→ Information:
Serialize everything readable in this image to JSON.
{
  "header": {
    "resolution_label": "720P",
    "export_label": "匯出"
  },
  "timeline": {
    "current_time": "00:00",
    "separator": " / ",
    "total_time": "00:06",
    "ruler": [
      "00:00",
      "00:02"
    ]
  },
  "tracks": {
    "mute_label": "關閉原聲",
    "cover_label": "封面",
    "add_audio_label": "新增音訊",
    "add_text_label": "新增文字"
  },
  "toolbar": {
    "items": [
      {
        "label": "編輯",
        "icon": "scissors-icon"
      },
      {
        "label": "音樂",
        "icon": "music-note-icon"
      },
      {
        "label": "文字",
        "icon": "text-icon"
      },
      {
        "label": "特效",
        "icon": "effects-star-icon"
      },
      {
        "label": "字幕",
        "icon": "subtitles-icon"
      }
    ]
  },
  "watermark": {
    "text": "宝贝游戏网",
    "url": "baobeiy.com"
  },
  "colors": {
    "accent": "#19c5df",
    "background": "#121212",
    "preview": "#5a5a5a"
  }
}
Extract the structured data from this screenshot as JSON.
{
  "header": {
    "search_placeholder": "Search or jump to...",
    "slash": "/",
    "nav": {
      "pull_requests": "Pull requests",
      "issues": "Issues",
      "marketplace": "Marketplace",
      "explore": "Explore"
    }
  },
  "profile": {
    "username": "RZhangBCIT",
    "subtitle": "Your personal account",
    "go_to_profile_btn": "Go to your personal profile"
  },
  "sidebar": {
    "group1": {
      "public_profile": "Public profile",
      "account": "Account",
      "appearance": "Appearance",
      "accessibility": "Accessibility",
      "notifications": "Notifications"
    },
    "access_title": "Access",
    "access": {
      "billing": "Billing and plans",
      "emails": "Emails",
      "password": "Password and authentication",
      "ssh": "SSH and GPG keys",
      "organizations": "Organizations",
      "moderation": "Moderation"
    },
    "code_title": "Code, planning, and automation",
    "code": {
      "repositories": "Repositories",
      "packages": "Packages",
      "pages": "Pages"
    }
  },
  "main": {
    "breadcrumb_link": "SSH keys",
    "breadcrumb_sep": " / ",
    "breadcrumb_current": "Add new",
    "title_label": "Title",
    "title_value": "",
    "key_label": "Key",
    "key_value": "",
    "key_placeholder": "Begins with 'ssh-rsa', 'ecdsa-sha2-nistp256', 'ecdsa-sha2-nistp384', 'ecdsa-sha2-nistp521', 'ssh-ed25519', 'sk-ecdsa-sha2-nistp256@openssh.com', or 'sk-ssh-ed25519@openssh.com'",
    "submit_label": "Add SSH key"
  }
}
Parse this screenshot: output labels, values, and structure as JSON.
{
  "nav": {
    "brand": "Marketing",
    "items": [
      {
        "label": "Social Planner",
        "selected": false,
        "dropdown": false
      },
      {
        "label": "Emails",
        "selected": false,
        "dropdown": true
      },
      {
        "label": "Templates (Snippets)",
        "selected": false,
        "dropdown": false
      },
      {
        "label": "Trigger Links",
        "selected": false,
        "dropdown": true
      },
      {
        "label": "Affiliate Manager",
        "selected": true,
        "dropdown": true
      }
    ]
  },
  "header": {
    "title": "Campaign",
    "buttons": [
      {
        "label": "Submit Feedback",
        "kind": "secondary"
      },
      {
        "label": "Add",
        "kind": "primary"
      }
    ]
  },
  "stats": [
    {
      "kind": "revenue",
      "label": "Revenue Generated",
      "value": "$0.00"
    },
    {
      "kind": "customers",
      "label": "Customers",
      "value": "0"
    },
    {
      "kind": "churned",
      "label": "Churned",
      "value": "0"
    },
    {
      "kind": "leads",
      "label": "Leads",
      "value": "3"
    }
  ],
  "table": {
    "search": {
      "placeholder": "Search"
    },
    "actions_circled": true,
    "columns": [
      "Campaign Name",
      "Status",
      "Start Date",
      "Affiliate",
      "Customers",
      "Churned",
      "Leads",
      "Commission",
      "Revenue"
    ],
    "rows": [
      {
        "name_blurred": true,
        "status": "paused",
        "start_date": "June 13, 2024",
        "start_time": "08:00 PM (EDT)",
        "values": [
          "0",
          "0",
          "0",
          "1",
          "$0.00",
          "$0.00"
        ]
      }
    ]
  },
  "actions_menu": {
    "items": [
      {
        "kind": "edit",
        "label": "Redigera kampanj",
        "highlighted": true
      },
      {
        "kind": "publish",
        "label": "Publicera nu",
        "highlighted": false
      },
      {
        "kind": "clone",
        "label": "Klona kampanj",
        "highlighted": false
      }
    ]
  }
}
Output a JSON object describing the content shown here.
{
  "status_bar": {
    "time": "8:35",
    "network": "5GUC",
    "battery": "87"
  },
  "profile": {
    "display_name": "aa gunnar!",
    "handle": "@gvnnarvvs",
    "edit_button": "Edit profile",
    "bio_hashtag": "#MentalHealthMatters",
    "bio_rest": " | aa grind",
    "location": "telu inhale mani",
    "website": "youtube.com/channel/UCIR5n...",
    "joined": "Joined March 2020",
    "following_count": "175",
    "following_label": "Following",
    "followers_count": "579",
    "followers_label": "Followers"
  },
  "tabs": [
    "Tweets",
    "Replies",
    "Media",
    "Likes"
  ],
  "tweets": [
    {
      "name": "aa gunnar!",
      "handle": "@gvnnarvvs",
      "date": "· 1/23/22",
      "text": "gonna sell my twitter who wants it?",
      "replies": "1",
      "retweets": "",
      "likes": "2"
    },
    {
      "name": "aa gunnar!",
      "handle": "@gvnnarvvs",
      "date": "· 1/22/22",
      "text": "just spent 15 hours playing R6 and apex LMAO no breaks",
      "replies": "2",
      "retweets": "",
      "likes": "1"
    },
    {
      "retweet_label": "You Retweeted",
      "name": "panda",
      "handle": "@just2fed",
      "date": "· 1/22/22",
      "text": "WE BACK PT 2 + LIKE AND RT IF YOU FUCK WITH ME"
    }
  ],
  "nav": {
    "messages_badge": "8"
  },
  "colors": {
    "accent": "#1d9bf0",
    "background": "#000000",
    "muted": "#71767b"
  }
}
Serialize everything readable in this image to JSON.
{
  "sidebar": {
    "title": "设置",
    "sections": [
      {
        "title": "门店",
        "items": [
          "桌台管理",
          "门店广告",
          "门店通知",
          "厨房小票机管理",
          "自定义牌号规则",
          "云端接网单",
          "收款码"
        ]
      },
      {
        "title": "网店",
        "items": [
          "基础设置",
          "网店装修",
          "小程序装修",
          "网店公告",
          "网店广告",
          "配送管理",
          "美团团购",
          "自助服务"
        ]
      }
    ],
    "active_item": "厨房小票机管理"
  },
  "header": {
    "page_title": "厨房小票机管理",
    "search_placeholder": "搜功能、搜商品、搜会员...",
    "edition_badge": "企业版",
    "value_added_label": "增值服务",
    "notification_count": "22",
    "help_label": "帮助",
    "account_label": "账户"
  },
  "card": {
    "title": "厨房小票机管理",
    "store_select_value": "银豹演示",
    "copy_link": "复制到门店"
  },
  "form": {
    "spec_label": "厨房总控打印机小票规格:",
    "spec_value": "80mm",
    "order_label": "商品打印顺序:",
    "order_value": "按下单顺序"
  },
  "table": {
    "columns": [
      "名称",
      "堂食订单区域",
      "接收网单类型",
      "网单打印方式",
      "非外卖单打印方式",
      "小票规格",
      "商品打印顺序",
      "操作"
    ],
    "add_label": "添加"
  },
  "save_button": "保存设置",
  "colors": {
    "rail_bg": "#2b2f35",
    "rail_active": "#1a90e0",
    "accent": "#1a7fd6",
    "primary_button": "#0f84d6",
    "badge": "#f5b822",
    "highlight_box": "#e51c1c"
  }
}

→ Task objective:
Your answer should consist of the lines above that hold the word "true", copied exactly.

→ Task output:
        "dropdown": true
        "dropdown": true
        "selected": true,
        "dropdown": true
    "actions_circled": true,
        "name_blurred": true,
        "highlighted": true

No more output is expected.